In many parts of the U.S., when the subject of Mexico arises, calls for more border security, higher walls and stricter immigration laws quickly follow. But in Brownsville, Texas, the ties that bind two nations together have been celebrated for 76 years during the annual Charro Days Fiesta. I grew up in Brownsville and have been attending Charro Days—named for the Mexican cowboy with the wide-brimmed hat—since the early 1970s. My parents and grandparents, likewise, attended from the time they were young. But with U.S.-Mexico relations riven by American immigration enforcement and Mexican narco-violence, I went home to see how traditions have changed.
Just days before this year’s Charro Days, the U.S. Consulate in Matamoros issued a travel warning for the border region of the state of Tamaulipas, following a spate of carjackings.
But I found that the border spirit—neither fully American nor fully Mexican but something altogether unique—lives on.
Consider one of my favorite floats in Saturday’s parade: a flatbed truck carrying a group of uniformed Customs and Border Protection agents playing conjunto music. I saw them at last year’s Sombrero Festival where they brought the house down. The irony of a bunch of Hispanic guys in CBP uniforms playing Tex-Mex music to a cheering Hispanic crowd is not lost on me. It’s also not unusual in the Rio Grande Valley where Texas and Mexico meld into one.
Locals continue to keep Charro Days a bi-national celebration as best they can. In the early days, the bridges to Mexico remained opened so that citizens of both countries could freely share the events happening on both sides—street dances in Brownsville, rodeos in Matamoros, parades in both cities.
Those days are gone, but this year the mayors of Brownsville and Matamoros still met midway on the Gateway International Bridge for the traditional Hands Across the Border ceremony. The mayors exchanged gifts and hugged while schoolchildren from both countries did the same. Wearing a fringed leather jacket with white filigree—a traditional costume from the state of Tamaulipas—Brownsville Mayor Tony Martinez recalled the importance of this symbolic gesture.
“We are more than neighbors, we are family,” he said to the crowd in English, while Matamoros Mayor Alfonso Sanchez Garza described the ceremony in Spanish as “a hymn to the friendship the two cities share.”
In the 1960s, a small group of Chamber of Commerce leaders in Brownsville created the Mr. Amigo Association to honor Mexican celebrities who work toward furthering U.S.-Mexico relations. Over the years, a number of famous Mexican entertainers—both male and female—and one former Mexican president have been crowned Mr. Amigo.
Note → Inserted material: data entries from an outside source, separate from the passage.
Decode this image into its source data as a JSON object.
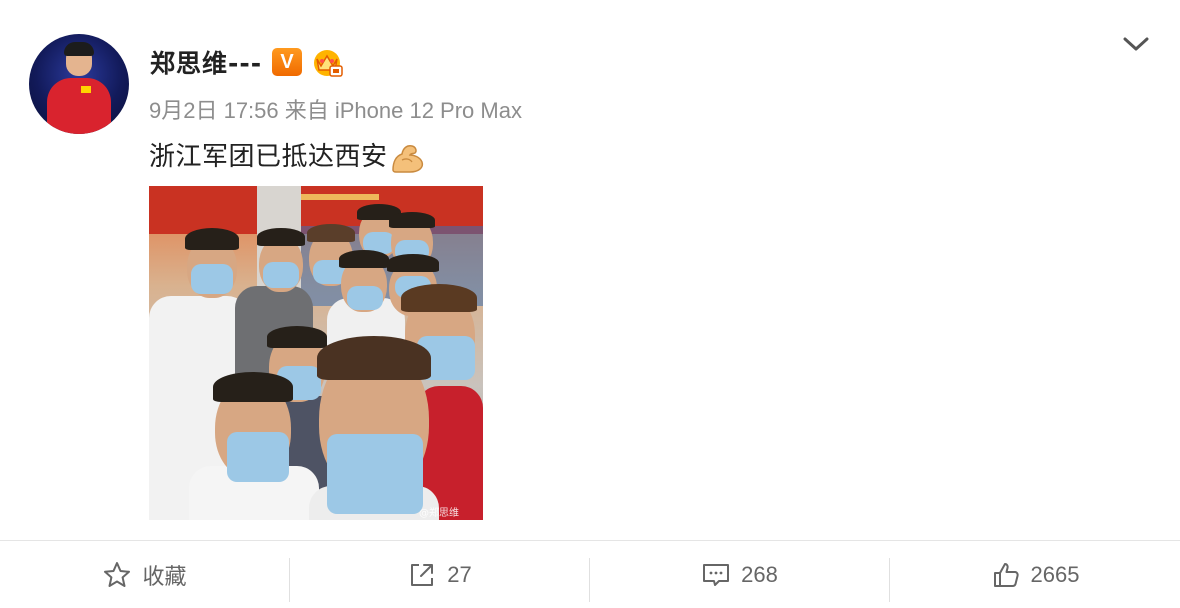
{
  "post": {
    "username": "郑思维---",
    "vip_badge": "V",
    "meta": "9月2日 17:56 来自 iPhone 12 Pro Max",
    "text": "浙江军团已抵达西安",
    "image_watermark": "@郑思维"
  },
  "actions": {
    "favorite_label": "收藏",
    "repost_count": "27",
    "comment_count": "268",
    "like_count": "2665"
  },
  "icons": {
    "menu": "chevron-down-icon",
    "verified": "vip-badge-icon",
    "member": "crown-icon",
    "emoji": "flexed-biceps-icon",
    "favorite": "star-icon",
    "repost": "share-icon",
    "comment": "comment-icon",
    "like": "thumbs-up-icon"
  },
  "colors": {
    "vip": "#f06a00",
    "text_muted": "#8d8d8d"
  }
}
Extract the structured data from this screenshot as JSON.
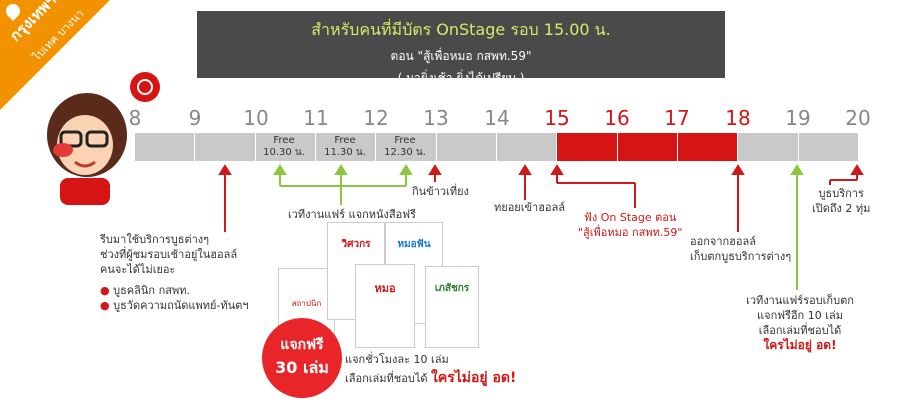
{
  "badge": {
    "line1": "กรุงเทพฯ",
    "line2": "ไบเทค บางนา"
  },
  "banner": {
    "line1": "สำหรับคนที่มีบัตร OnStage รอบ 15.00 น.",
    "line2": "ตอน \"สู้เพื่อหมอ กสพท.59\"",
    "line3": "( มายิ่งเช้า ยิ่งได้เปรียบ )"
  },
  "hours": [
    "8",
    "9",
    "10",
    "11",
    "12",
    "13",
    "14",
    "15",
    "16",
    "17",
    "18",
    "19",
    "20"
  ],
  "free_slots": [
    {
      "label": "Free",
      "time": "10.30 น."
    },
    {
      "label": "Free",
      "time": "11.30 น."
    },
    {
      "label": "Free",
      "time": "12.30 น."
    }
  ],
  "notes": {
    "morning": [
      "รีบมาใช้บริการบูธต่างๆ",
      "ช่วงที่ผู้ชมรอบเช้าอยู่ในฮอลล์",
      "คนจะได้ไม่เยอะ"
    ],
    "morning_bullets": [
      "บูธคลินิก กสพท.",
      "บูธวัดความถนัดแพทย์-ทันตฯ"
    ],
    "free_books": "เวทีงานแฟร์ แจกหนังสือฟรี",
    "lunch": "กินข้าวเที่ยง",
    "enter_hall": "ทยอยเข้าฮอลล์",
    "onstage": [
      "ฟัง On Stage ตอน",
      "\"สู้เพื่อหมอ กสพท.59\""
    ],
    "leave_hall": [
      "ออกจากฮอลล์",
      "เก็บตกบูธบริการต่างๆ"
    ],
    "service_until": [
      "บูธบริการ",
      "เปิดถึง 2 ทุ่ม"
    ],
    "collect": [
      "เวทีงานแฟร์รอบเก็บตก",
      "แจกฟรีอีก 10 เล่ม",
      "เลือกเล่มที่ชอบได้"
    ],
    "collect_red": "ใครไม่อยู่ อด!",
    "giveaway_free": "แจกฟรี",
    "giveaway_count": "30 เล่ม",
    "giveaway_line1": "แจกชั่วโมงละ 10 เล่ม",
    "giveaway_line2": "เลือกเล่มที่ชอบได้",
    "giveaway_red": "ใครไม่อยู่ อด!"
  },
  "books": [
    {
      "title": "วิศวกร"
    },
    {
      "title": "หมอฟัน"
    },
    {
      "title": "หมอ"
    },
    {
      "title": "เภสัชกร"
    },
    {
      "title": "สถาปนิก"
    }
  ],
  "colors": {
    "accent_red": "#d01818",
    "badge_orange": "#f39200",
    "timeline_gray": "#c9c9c9",
    "arrow_green": "#8cc63f"
  }
}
This year’s title-holder, a telenovela star named Eduardo Yañez, drew throngs of adoring female fans to Charro Days festivities, especially the three Brownsville parades that took place Thursday through Saturday.
Saturday’s parade also featured fifteen entries that made the trek from Matamoros to appear in the event. Thirty years ago, that number would have easily been much higher, but tightened security and immigration measures have changed things, Charro Days Association President Henry LeVrier says. For years, the Grand International Parade started in Brownsville and continued on to Matamoros to join that city’s Fiestas Mexicanas, but that all changed about four years ago due to concerns over firefights in Matamoros between Mexican military and cartel members.
These days, after the parades families are more likely to head to the Sombrero Festival —a 27 year-old fair held in Brownsville’s Washington Park with live music, food booths and Mexican-themed competitions like the “Grito Contest,” (a grito is a Mexican victory cry), and the ever-popular “Frijolympics,” (a bean cook-off).
A bevvy of souvenir shops from the Matamoros mercado have also come over to the Brownsville side now that Brownsvillians are afraid to travel to Matamoros to buy their Charro Days costumes.
As Mayor Martinez said at last year’s Hands Across the Border event, “Our two cities will always be one family. No matter the forces that try to pull us apart.”
LeVrier agrees, telling me, “We continue meeting throughout the year with organizers in Matamoros to keep the spirit going.”
Neither prefabricated walls nor the threat of narco-violence can destroy that and I suspect, when this current political climate is relegated to the history books, Charro Days will still be going strong.